* _Data for the task_:

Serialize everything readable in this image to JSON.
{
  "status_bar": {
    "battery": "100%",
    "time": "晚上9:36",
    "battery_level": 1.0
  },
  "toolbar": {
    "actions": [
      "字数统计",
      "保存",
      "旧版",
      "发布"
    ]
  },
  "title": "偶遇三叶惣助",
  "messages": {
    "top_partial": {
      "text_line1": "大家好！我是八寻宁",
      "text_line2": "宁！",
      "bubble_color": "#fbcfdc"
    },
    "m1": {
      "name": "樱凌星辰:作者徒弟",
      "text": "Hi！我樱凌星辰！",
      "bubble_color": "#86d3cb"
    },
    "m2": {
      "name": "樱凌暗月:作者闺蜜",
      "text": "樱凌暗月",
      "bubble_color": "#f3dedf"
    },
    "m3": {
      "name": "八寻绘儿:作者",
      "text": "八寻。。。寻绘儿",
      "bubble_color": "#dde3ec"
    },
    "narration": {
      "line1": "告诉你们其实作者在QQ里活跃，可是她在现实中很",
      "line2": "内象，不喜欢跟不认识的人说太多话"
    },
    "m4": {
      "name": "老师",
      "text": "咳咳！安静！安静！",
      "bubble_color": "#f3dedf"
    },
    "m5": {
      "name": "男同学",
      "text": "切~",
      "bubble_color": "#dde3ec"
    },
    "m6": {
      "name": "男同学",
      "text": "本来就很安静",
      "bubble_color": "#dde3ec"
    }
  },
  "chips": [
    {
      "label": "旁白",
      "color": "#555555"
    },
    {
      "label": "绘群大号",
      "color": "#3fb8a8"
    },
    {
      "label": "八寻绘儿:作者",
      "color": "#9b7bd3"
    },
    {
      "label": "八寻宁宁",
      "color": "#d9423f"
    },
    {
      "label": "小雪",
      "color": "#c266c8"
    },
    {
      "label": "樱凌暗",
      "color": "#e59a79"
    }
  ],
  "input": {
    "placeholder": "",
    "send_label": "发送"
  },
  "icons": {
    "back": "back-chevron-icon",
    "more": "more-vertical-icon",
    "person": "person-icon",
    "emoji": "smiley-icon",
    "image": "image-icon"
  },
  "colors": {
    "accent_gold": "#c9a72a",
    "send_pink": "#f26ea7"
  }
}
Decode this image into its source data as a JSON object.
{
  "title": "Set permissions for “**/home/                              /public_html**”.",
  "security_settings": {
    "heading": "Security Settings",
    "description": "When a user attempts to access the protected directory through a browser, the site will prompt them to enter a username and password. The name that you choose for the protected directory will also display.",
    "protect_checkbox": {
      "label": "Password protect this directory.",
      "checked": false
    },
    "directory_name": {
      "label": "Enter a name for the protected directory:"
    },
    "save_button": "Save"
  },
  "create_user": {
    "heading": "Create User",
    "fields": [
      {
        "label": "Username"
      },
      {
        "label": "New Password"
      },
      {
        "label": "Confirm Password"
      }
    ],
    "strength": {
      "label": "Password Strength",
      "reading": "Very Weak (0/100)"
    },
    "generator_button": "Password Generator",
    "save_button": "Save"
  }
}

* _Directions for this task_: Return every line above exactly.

* _Response to the exercise_:
Serialize everything readable in this image to JSON.
{
  "status_bar": {
    "battery": "100%",
    "time": "晚上9:36",
    "battery_level": 1.0
  },
  "toolbar": {
    "actions": [
      "字数统计",
      "保存",
      "旧版",
      "发布"
    ]
  },
  "title": "偶遇三叶惣助",
  "messages": {
    "top_partial": {
      "text_line1": "大家好！我是八寻宁",
      "text_line2": "宁！",
      "bubble_color": "#fbcfdc"
    },
    "m1": {
      "name": "樱凌星辰:作者徒弟",
      "text": "Hi！我樱凌星辰！",
      "bubble_color": "#86d3cb"
    },
    "m2": {
      "name": "樱凌暗月:作者闺蜜",
      "text": "樱凌暗月",
      "bubble_color": "#f3dedf"
    },
    "m3": {
      "name": "八寻绘儿:作者",
      "text": "八寻。。。寻绘儿",
      "bubble_color": "#dde3ec"
    },
    "narration": {
      "line1": "告诉你们其实作者在QQ里活跃，可是她在现实中很",
      "line2": "内象，不喜欢跟不认识的人说太多话"
    },
    "m4": {
      "name": "老师",
      "text": "咳咳！安静！安静！",
      "bubble_color": "#f3dedf"
    },
    "m5": {
      "name": "男同学",
      "text": "切~",
      "bubble_color": "#dde3ec"
    },
    "m6": {
      "name": "男同学",
      "text": "本来就很安静",
      "bubble_color": "#dde3ec"
    }
  },
  "chips": [
    {
      "label": "旁白",
      "color": "#555555"
    },
    {
      "label": "绘群大号",
      "color": "#3fb8a8"
    },
    {
      "label": "八寻绘儿:作者",
      "color": "#9b7bd3"
    },
    {
      "label": "八寻宁宁",
      "color": "#d9423f"
    },
    {
      "label": "小雪",
      "color": "#c266c8"
    },
    {
      "label": "樱凌暗",
      "color": "#e59a79"
    }
  ],
  "input": {
    "placeholder": "",
    "send_label": "发送"
  },
  "icons": {
    "back": "back-chevron-icon",
    "more": "more-vertical-icon",
    "person": "person-icon",
    "emoji": "smiley-icon",
    "image": "image-icon"
  },
  "colors": {
    "accent_gold": "#c9a72a",
    "send_pink": "#f26ea7"
  }
}
Decode this image into its source data as a JSON object.
{
  "title": "Set permissions for “**/home/                              /public_html**”.",
  "security_settings": {
    "heading": "Security Settings",
    "description": "When a user attempts to access the protected directory through a browser, the site will prompt them to enter a username and password. The name that you choose for the protected directory will also display.",
    "protect_checkbox": {
      "label": "Password protect this directory.",
      "checked": false
    },
    "directory_name": {
      "label": "Enter a name for the protected directory:"
    },
    "save_button": "Save"
  },
  "create_user": {
    "heading": "Create User",
    "fields": [
      {
        "label": "Username"
      },
      {
        "label": "New Password"
      },
      {
        "label": "Confirm Password"
      }
    ],
    "strength": {
      "label": "Password Strength",
      "reading": "Very Weak (0/100)"
    },
    "generator_button": "Password Generator",
    "save_button": "Save"
  }
}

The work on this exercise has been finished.